__Problem to solve__
Your answer must be the full set of records, copied exactly, with no pictures in it.

__Web page and app entries__
────

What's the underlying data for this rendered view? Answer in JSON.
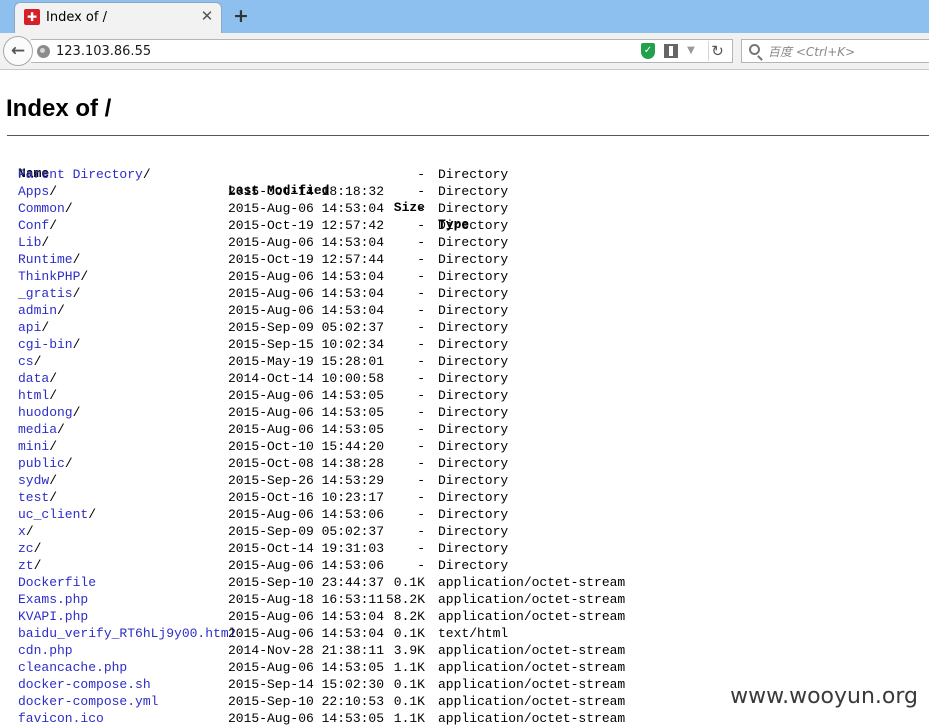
{
  "tab": {
    "title": "Index of /",
    "favicon": "tab-favicon-icon"
  },
  "urlbar": {
    "url": "123.103.86.55"
  },
  "search": {
    "placeholder": "百度 <Ctrl+K>"
  },
  "page": {
    "heading": "Index of /",
    "columns": {
      "name": "Name",
      "modified": "Last Modified",
      "size": "Size",
      "type": "Type"
    },
    "rows": [
      {
        "name": "Parent Directory",
        "slash": "/",
        "modified": "",
        "size": "-",
        "type": "Directory"
      },
      {
        "name": "Apps",
        "slash": "/",
        "modified": "2015-Oct-14 18:18:32",
        "size": "-",
        "type": "Directory"
      },
      {
        "name": "Common",
        "slash": "/",
        "modified": "2015-Aug-06 14:53:04",
        "size": "-",
        "type": "Directory"
      },
      {
        "name": "Conf",
        "slash": "/",
        "modified": "2015-Oct-19 12:57:42",
        "size": "-",
        "type": "Directory"
      },
      {
        "name": "Lib",
        "slash": "/",
        "modified": "2015-Aug-06 14:53:04",
        "size": "-",
        "type": "Directory"
      },
      {
        "name": "Runtime",
        "slash": "/",
        "modified": "2015-Oct-19 12:57:44",
        "size": "-",
        "type": "Directory"
      },
      {
        "name": "ThinkPHP",
        "slash": "/",
        "modified": "2015-Aug-06 14:53:04",
        "size": "-",
        "type": "Directory"
      },
      {
        "name": "_gratis",
        "slash": "/",
        "modified": "2015-Aug-06 14:53:04",
        "size": "-",
        "type": "Directory"
      },
      {
        "name": "admin",
        "slash": "/",
        "modified": "2015-Aug-06 14:53:04",
        "size": "-",
        "type": "Directory"
      },
      {
        "name": "api",
        "slash": "/",
        "modified": "2015-Sep-09 05:02:37",
        "size": "-",
        "type": "Directory"
      },
      {
        "name": "cgi-bin",
        "slash": "/",
        "modified": "2015-Sep-15 10:02:34",
        "size": "-",
        "type": "Directory"
      },
      {
        "name": "cs",
        "slash": "/",
        "modified": "2015-May-19 15:28:01",
        "size": "-",
        "type": "Directory"
      },
      {
        "name": "data",
        "slash": "/",
        "modified": "2014-Oct-14 10:00:58",
        "size": "-",
        "type": "Directory"
      },
      {
        "name": "html",
        "slash": "/",
        "modified": "2015-Aug-06 14:53:05",
        "size": "-",
        "type": "Directory"
      },
      {
        "name": "huodong",
        "slash": "/",
        "modified": "2015-Aug-06 14:53:05",
        "size": "-",
        "type": "Directory"
      },
      {
        "name": "media",
        "slash": "/",
        "modified": "2015-Aug-06 14:53:05",
        "size": "-",
        "type": "Directory"
      },
      {
        "name": "mini",
        "slash": "/",
        "modified": "2015-Oct-10 15:44:20",
        "size": "-",
        "type": "Directory"
      },
      {
        "name": "public",
        "slash": "/",
        "modified": "2015-Oct-08 14:38:28",
        "size": "-",
        "type": "Directory"
      },
      {
        "name": "sydw",
        "slash": "/",
        "modified": "2015-Sep-26 14:53:29",
        "size": "-",
        "type": "Directory"
      },
      {
        "name": "test",
        "slash": "/",
        "modified": "2015-Oct-16 10:23:17",
        "size": "-",
        "type": "Directory"
      },
      {
        "name": "uc_client",
        "slash": "/",
        "modified": "2015-Aug-06 14:53:06",
        "size": "-",
        "type": "Directory"
      },
      {
        "name": "x",
        "slash": "/",
        "modified": "2015-Sep-09 05:02:37",
        "size": "-",
        "type": "Directory"
      },
      {
        "name": "zc",
        "slash": "/",
        "modified": "2015-Oct-14 19:31:03",
        "size": "-",
        "type": "Directory"
      },
      {
        "name": "zt",
        "slash": "/",
        "modified": "2015-Aug-06 14:53:06",
        "size": "-",
        "type": "Directory"
      },
      {
        "name": "Dockerfile",
        "slash": "",
        "modified": "2015-Sep-10 23:44:37",
        "size": "0.1K",
        "type": "application/octet-stream"
      },
      {
        "name": "Exams.php",
        "slash": "",
        "modified": "2015-Aug-18 16:53:11",
        "size": "58.2K",
        "type": "application/octet-stream"
      },
      {
        "name": "KVAPI.php",
        "slash": "",
        "modified": "2015-Aug-06 14:53:04",
        "size": "8.2K",
        "type": "application/octet-stream"
      },
      {
        "name": "baidu_verify_RT6hLj9y00.html",
        "slash": "",
        "modified": "2015-Aug-06 14:53:04",
        "size": "0.1K",
        "type": "text/html"
      },
      {
        "name": "cdn.php",
        "slash": "",
        "modified": "2014-Nov-28 21:38:11",
        "size": "3.9K",
        "type": "application/octet-stream"
      },
      {
        "name": "cleancache.php",
        "slash": "",
        "modified": "2015-Aug-06 14:53:05",
        "size": "1.1K",
        "type": "application/octet-stream"
      },
      {
        "name": "docker-compose.sh",
        "slash": "",
        "modified": "2015-Sep-14 15:02:30",
        "size": "0.1K",
        "type": "application/octet-stream"
      },
      {
        "name": "docker-compose.yml",
        "slash": "",
        "modified": "2015-Sep-10 22:10:53",
        "size": "0.1K",
        "type": "application/octet-stream"
      },
      {
        "name": "favicon.ico",
        "slash": "",
        "modified": "2015-Aug-06 14:53:05",
        "size": "1.1K",
        "type": "application/octet-stream"
      }
    ]
  },
  "watermark": "www.wooyun.org",
  "colors": {
    "link": "#2d2dc8",
    "tabbar": "#8dc0ef",
    "shield": "#22a04b"
  }
}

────

__Problem solution__
What's the underlying data for this rendered view? Answer in JSON.
{
  "tab": {
    "title": "Index of /",
    "favicon": "tab-favicon-icon"
  },
  "urlbar": {
    "url": "123.103.86.55"
  },
  "search": {
    "placeholder": "百度 <Ctrl+K>"
  },
  "page": {
    "heading": "Index of /",
    "columns": {
      "name": "Name",
      "modified": "Last Modified",
      "size": "Size",
      "type": "Type"
    },
    "rows": [
      {
        "name": "Parent Directory",
        "slash": "/",
        "modified": "",
        "size": "-",
        "type": "Directory"
      },
      {
        "name": "Apps",
        "slash": "/",
        "modified": "2015-Oct-14 18:18:32",
        "size": "-",
        "type": "Directory"
      },
      {
        "name": "Common",
        "slash": "/",
        "modified": "2015-Aug-06 14:53:04",
        "size": "-",
        "type": "Directory"
      },
      {
        "name": "Conf",
        "slash": "/",
        "modified": "2015-Oct-19 12:57:42",
        "size": "-",
        "type": "Directory"
      },
      {
        "name": "Lib",
        "slash": "/",
        "modified": "2015-Aug-06 14:53:04",
        "size": "-",
        "type": "Directory"
      },
      {
        "name": "Runtime",
        "slash": "/",
        "modified": "2015-Oct-19 12:57:44",
        "size": "-",
        "type": "Directory"
      },
      {
        "name": "ThinkPHP",
        "slash": "/",
        "modified": "2015-Aug-06 14:53:04",
        "size": "-",
        "type": "Directory"
      },
      {
        "name": "_gratis",
        "slash": "/",
        "modified": "2015-Aug-06 14:53:04",
        "size": "-",
        "type": "Directory"
      },
      {
        "name": "admin",
        "slash": "/",
        "modified": "2015-Aug-06 14:53:04",
        "size": "-",
        "type": "Directory"
      },
      {
        "name": "api",
        "slash": "/",
        "modified": "2015-Sep-09 05:02:37",
        "size": "-",
        "type": "Directory"
      },
      {
        "name": "cgi-bin",
        "slash": "/",
        "modified": "2015-Sep-15 10:02:34",
        "size": "-",
        "type": "Directory"
      },
      {
        "name": "cs",
        "slash": "/",
        "modified": "2015-May-19 15:28:01",
        "size": "-",
        "type": "Directory"
      },
      {
        "name": "data",
        "slash": "/",
        "modified": "2014-Oct-14 10:00:58",
        "size": "-",
        "type": "Directory"
      },
      {
        "name": "html",
        "slash": "/",
        "modified": "2015-Aug-06 14:53:05",
        "size": "-",
        "type": "Directory"
      },
      {
        "name": "huodong",
        "slash": "/",
        "modified": "2015-Aug-06 14:53:05",
        "size": "-",
        "type": "Directory"
      },
      {
        "name": "media",
        "slash": "/",
        "modified": "2015-Aug-06 14:53:05",
        "size": "-",
        "type": "Directory"
      },
      {
        "name": "mini",
        "slash": "/",
        "modified": "2015-Oct-10 15:44:20",
        "size": "-",
        "type": "Directory"
      },
      {
        "name": "public",
        "slash": "/",
        "modified": "2015-Oct-08 14:38:28",
        "size": "-",
        "type": "Directory"
      },
      {
        "name": "sydw",
        "slash": "/",
        "modified": "2015-Sep-26 14:53:29",
        "size": "-",
        "type": "Directory"
      },
      {
        "name": "test",
        "slash": "/",
        "modified": "2015-Oct-16 10:23:17",
        "size": "-",
        "type": "Directory"
      },
      {
        "name": "uc_client",
        "slash": "/",
        "modified": "2015-Aug-06 14:53:06",
        "size": "-",
        "type": "Directory"
      },
      {
        "name": "x",
        "slash": "/",
        "modified": "2015-Sep-09 05:02:37",
        "size": "-",
        "type": "Directory"
      },
      {
        "name": "zc",
        "slash": "/",
        "modified": "2015-Oct-14 19:31:03",
        "size": "-",
        "type": "Directory"
      },
      {
        "name": "zt",
        "slash": "/",
        "modified": "2015-Aug-06 14:53:06",
        "size": "-",
        "type": "Directory"
      },
      {
        "name": "Dockerfile",
        "slash": "",
        "modified": "2015-Sep-10 23:44:37",
        "size": "0.1K",
        "type": "application/octet-stream"
      },
      {
        "name": "Exams.php",
        "slash": "",
        "modified": "2015-Aug-18 16:53:11",
        "size": "58.2K",
        "type": "application/octet-stream"
      },
      {
        "name": "KVAPI.php",
        "slash": "",
        "modified": "2015-Aug-06 14:53:04",
        "size": "8.2K",
        "type": "application/octet-stream"
      },
      {
        "name": "baidu_verify_RT6hLj9y00.html",
        "slash": "",
        "modified": "2015-Aug-06 14:53:04",
        "size": "0.1K",
        "type": "text/html"
      },
      {
        "name": "cdn.php",
        "slash": "",
        "modified": "2014-Nov-28 21:38:11",
        "size": "3.9K",
        "type": "application/octet-stream"
      },
      {
        "name": "cleancache.php",
        "slash": "",
        "modified": "2015-Aug-06 14:53:05",
        "size": "1.1K",
        "type": "application/octet-stream"
      },
      {
        "name": "docker-compose.sh",
        "slash": "",
        "modified": "2015-Sep-14 15:02:30",
        "size": "0.1K",
        "type": "application/octet-stream"
      },
      {
        "name": "docker-compose.yml",
        "slash": "",
        "modified": "2015-Sep-10 22:10:53",
        "size": "0.1K",
        "type": "application/octet-stream"
      },
      {
        "name": "favicon.ico",
        "slash": "",
        "modified": "2015-Aug-06 14:53:05",
        "size": "1.1K",
        "type": "application/octet-stream"
      }
    ]
  },
  "watermark": "www.wooyun.org",
  "colors": {
    "link": "#2d2dc8",
    "tabbar": "#8dc0ef",
    "shield": "#22a04b"
  }
}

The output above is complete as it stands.